Prompt: In how many lines of the records below does the word "care" appear? Reply with the number only.

Available records:
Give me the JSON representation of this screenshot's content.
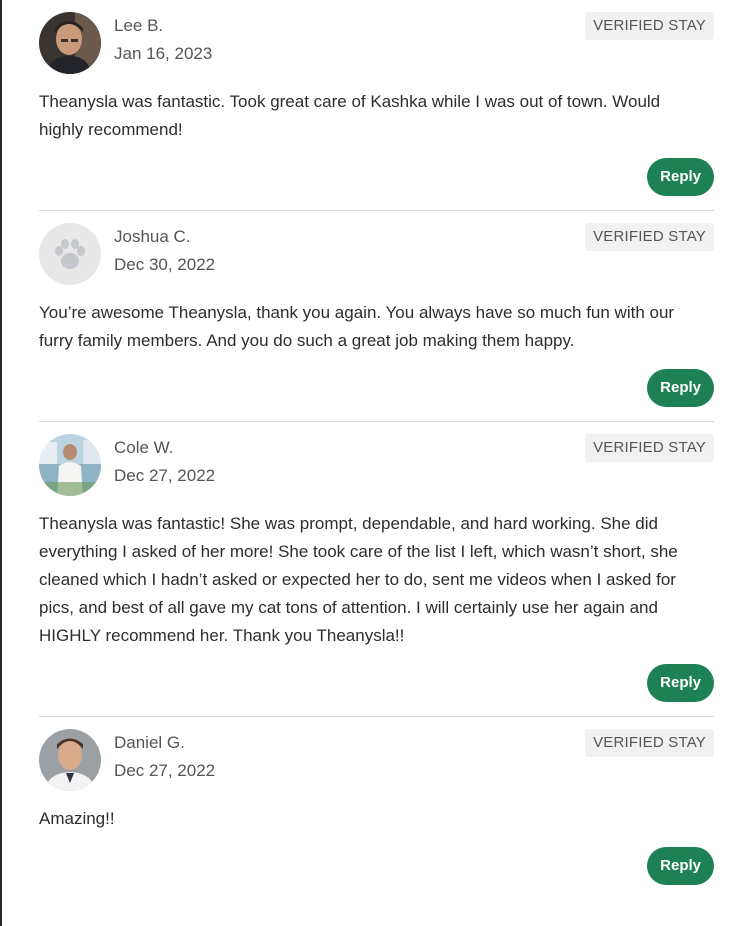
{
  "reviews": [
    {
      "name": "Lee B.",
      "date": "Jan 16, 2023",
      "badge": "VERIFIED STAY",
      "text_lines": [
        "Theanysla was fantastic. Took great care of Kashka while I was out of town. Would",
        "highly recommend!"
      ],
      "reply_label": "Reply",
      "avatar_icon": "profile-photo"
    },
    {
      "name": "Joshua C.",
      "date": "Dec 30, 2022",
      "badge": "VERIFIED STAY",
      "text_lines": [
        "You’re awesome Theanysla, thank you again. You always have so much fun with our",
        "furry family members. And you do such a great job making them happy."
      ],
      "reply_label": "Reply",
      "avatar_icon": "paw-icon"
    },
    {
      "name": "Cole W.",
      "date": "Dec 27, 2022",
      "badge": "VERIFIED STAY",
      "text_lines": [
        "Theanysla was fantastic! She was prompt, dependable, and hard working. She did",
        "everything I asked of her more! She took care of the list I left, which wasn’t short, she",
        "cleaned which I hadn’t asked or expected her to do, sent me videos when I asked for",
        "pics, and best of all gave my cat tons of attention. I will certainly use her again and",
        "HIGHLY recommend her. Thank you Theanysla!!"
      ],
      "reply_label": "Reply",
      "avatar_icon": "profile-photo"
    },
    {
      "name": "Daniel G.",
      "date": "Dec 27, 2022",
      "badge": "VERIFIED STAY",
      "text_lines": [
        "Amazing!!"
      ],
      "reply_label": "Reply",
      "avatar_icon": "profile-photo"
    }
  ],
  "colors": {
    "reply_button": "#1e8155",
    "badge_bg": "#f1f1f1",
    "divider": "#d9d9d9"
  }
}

Exercise output: 2